6:53 – Steven emerges from the bedroom and lays his head on my shoulder and sighs. This isn’t like him—he’s usually so full of energy and optimism. He says he needs some food, something light. I’m still listening to the podcast while washing eggs. I offer to make him a smoothie as soon as I’m done.
7:00 – Finish washing the eggs and notice that there’s a bourbon glass in the bottom of my sink with chicken feathers inside it, an image that perfectly sums up our foodie/farmer life. I dry and package the eggs and take them to the walk-in cooler in the barn.
7:20 – I deliver the smoothie to Steven in our bedroom, where I find him “co-sleeping with our laundry”—a phrase I’ll never forget from Jen Hatmaker’s hilarious book, Of Mess and Moxie. Oops, I definitely intended to put that laundry away this morning after I dumped it on the bed. I gently wake him up and hand him the smoothie, which he drinks down like it’s pure gold. Meanwhile, I put away the laundry while finishing the podcast. Ever since I KonMari’d my bedroom dresser drawers, it surprises me every single time I’m putting my underwear and socks away. I go to shove them in haphazardly, but then I see the ones in the drawer so nicely folded into little tents. I sigh and fold everything in a way that would make Marie Kondo proud.

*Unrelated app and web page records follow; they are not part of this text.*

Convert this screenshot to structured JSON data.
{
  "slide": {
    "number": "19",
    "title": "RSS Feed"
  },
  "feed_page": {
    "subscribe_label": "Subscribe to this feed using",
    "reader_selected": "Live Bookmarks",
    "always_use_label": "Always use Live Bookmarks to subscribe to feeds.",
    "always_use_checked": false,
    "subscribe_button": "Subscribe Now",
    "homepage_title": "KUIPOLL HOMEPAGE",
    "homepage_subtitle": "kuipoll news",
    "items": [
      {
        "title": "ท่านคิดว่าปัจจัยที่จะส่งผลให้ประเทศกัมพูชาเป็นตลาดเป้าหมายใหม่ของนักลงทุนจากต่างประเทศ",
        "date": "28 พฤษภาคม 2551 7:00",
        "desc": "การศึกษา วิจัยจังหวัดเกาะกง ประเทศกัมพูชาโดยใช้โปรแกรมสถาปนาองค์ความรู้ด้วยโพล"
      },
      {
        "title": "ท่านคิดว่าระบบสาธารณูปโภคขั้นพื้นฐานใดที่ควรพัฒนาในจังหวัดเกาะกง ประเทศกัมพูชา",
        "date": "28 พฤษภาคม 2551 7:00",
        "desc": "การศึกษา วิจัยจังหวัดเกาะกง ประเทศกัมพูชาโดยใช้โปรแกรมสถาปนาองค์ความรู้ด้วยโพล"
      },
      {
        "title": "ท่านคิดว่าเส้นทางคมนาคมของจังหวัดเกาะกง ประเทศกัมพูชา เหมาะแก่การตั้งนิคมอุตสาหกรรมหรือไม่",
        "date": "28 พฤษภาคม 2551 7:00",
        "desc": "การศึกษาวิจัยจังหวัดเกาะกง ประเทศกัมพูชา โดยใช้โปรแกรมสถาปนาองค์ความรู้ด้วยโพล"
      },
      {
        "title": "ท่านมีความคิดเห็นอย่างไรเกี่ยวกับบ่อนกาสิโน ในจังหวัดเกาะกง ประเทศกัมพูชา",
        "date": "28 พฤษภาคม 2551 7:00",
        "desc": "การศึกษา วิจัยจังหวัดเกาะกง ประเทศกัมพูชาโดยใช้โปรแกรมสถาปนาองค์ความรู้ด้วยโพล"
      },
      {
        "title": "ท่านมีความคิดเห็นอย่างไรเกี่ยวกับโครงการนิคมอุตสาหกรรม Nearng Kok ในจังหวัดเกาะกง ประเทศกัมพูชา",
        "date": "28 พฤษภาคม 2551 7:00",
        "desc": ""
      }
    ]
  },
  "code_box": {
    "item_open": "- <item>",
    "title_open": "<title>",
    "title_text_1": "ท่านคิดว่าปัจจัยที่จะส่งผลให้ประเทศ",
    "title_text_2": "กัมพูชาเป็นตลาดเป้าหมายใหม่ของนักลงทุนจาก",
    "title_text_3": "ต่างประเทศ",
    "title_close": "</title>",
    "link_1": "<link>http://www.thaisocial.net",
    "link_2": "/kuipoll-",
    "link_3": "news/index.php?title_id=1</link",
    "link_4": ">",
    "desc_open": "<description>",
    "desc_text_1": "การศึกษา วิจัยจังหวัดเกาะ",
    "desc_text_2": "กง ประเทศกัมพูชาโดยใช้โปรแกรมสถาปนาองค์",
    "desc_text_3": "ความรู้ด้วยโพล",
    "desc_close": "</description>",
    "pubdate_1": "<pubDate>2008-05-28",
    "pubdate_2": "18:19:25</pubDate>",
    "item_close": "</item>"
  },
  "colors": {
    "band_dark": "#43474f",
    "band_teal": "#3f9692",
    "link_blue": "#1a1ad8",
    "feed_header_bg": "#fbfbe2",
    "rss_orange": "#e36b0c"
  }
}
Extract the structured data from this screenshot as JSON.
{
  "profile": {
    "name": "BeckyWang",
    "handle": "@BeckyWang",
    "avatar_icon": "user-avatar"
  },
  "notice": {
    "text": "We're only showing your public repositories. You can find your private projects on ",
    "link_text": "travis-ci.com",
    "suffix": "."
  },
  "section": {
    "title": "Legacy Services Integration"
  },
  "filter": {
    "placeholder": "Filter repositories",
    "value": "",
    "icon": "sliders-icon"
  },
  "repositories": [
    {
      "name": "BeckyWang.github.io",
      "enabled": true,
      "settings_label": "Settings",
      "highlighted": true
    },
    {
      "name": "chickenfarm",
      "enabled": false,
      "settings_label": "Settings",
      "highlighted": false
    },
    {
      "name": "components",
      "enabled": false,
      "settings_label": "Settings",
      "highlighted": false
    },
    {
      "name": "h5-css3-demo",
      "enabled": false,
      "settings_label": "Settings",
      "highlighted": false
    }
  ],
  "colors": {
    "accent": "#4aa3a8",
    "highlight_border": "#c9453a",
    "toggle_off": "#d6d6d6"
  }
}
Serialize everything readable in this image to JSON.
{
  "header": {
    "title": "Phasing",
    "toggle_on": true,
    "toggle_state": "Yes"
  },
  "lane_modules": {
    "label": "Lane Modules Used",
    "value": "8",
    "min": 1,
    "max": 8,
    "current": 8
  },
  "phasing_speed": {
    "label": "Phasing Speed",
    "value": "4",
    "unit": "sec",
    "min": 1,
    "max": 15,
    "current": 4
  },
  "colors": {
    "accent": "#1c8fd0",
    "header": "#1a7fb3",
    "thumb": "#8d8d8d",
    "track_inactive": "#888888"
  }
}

7:40 – The girls are done with Mary Poppins and barrel down the hall into our bedroom, giggling. They jump onto the bed and start roughhousing with Steven. As they snuggle up next to him, I hear my 5-year-old say, “You’re the toast, and I’m the butter.” I see the delight in her eyes and feel so grateful for a husband who truly and intentionally loves our daughters well.
7:50 – Steven reads a library book with Norah in our bed while Luci Belle decides to go make herself a “bedtime smoothie.” If she can make it herself and clean it up, I say, more power to her.
8:00 – I bid my husband goodnight early so he can get good rest and feel better. I head upstairs with the girls and get them going on their “nighttime five”—five things they have to do every night before bed: 1) Put on pjs, 2) Put dirty clothes in the basket, 3) Brush teeth, 4) Go potty, 5) Pick out a book. I still have to remind them, but we’re all on this journey together trying to develop some better habits in our family.
8:15 – This is one of my favorite times of the day—reading to my girls before bed. I think of the literal thousands of stories we’ve shared together, and I hope these moments are imprinted in their memories for the rest of their lives. Norah cuddles up with Baby Boo and her giant pink stuffed unicorn, Wish. Luci Belle cuddles with her favorite doll, Molly, that she’s had since she was 2 years old. We say prayers.
9:00 – I awake in Norah’s bed—apparently I fell asleep on Wish’s leg. I crawl out and go downstairs. As I make a cup of Trader Joe’s Turmeric Ginger tea, I realize I never did my Pilates, which I’ve been practicing at home for five years now. Instead of trying to cram it in before bed, I choose “grace over guilt” and know that Robin Long and The Balanced Life will be waiting for me tomorrow.
9:30 – Bedtime! I put two drops of Frankincense essential oil under my tongue which helps me sleep deeply. I light a candle and read a few pages of The War I Finally Won by Kimberly Brubaker Bradley, the sequel to her juvenile fiction novel, The War That Saved My Life. I’ve absolutely loved her writing. My eyes are closing as I’m reading, so I finally give in and collapse onto my pillow thinking of this quote I heard recently: “The bad news is time flies. The good news is you’re the pilot.” (Michael Altshuler). I don’t always pilot it well, but I hope I squeezed the most I could out of this day. This life may be often busy and sometimes unpredictable, but it’s full of beauty, good, hard work, and people I love. And I couldn’t be more grateful.
• Listen to the podcast episode about this post